Draft Projection

Shreveport, Louisiana isn’t exactly a traditional stop on the scouting trail, but the NAHL does a tremendous job of making sure their top players get seen, and NHL teams will travel anywhere there is potential talent. I doubt Evingson is on the list of all 30 NHL teams, but I could certainly see him being on a few with teams that have done their homework, or at least one. If he gets picked, it’s probably in the later rounds, but in a weak draft, I would consider taking him as early as the fourth or fifth round. He just screams the type of player that teams will be in a bidding war over as an undrafted free agent in a few years if he isn’t picked.

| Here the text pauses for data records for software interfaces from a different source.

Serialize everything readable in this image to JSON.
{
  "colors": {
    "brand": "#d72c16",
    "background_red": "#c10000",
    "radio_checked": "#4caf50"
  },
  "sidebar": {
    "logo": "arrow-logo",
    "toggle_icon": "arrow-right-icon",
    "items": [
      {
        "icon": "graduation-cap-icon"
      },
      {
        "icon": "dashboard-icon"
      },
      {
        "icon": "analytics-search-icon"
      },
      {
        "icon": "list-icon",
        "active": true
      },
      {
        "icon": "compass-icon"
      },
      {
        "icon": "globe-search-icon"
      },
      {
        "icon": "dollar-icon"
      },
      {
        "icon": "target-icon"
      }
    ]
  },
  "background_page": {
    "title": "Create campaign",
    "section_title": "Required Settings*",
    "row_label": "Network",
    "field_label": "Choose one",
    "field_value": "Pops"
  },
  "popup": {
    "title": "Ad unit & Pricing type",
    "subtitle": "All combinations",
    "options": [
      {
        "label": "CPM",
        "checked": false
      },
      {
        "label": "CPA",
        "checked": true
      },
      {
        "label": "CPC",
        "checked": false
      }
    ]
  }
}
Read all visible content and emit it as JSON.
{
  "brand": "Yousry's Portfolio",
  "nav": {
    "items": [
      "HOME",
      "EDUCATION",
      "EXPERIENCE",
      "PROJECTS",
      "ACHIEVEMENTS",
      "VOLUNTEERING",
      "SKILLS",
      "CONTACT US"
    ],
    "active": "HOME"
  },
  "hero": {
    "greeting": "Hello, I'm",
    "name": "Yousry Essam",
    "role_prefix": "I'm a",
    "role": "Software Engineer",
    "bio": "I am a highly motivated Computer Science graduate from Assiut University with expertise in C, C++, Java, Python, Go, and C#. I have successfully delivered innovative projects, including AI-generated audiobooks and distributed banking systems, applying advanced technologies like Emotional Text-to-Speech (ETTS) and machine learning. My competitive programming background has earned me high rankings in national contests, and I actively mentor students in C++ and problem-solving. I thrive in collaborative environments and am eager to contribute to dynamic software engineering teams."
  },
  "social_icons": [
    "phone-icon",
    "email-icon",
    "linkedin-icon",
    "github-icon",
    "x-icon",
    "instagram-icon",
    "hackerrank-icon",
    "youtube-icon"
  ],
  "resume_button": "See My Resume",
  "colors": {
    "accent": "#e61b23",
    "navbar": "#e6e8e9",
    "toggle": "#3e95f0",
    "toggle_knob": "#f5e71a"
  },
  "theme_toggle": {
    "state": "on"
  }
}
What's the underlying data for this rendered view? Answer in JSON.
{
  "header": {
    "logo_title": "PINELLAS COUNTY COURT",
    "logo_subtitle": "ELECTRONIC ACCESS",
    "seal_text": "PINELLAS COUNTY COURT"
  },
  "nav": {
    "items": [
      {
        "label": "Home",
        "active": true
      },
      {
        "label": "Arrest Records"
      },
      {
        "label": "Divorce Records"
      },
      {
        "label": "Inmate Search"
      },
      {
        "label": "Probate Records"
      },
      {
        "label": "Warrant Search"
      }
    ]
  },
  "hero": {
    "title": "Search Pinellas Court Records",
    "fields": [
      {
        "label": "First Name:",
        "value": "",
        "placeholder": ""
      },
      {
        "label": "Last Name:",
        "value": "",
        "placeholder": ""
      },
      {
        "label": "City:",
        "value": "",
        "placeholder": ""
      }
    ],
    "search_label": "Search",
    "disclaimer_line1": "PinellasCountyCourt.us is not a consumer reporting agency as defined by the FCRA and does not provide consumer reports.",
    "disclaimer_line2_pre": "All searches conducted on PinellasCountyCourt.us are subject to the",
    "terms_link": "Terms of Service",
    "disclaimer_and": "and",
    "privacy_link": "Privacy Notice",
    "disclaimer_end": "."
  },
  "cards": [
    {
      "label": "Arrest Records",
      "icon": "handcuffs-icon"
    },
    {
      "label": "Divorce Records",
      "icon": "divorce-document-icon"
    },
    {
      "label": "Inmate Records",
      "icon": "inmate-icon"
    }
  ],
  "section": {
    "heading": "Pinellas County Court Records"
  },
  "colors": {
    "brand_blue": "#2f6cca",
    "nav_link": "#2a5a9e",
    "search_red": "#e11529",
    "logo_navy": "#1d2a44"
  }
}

Pro Projection

A 6’5” late-bloomer already passed over in the Draft with offensive upside playing junior hockey in the middle of nowhere is the exact same description one could have used for Colton Parayko when St. Louis drafted him in 2012. That’s an incredibly lofty comparison and more of a best-case scenario than a prediction. But the potential is there. A safer comparison might be Daniel Brickley, who put up big shot totals and numbers in the NAHL’s South Division three seasons ago, and is now a top NHL free agent target that skated with Team USA’s World Championships team this spring. Evingson will go to UMass Lowell where he will have up to four years to develop and try to reach that big potential. It may be a slow transition as he adjusts to the speed of the college game, but once he gets comfortable, he has the talent to do special things.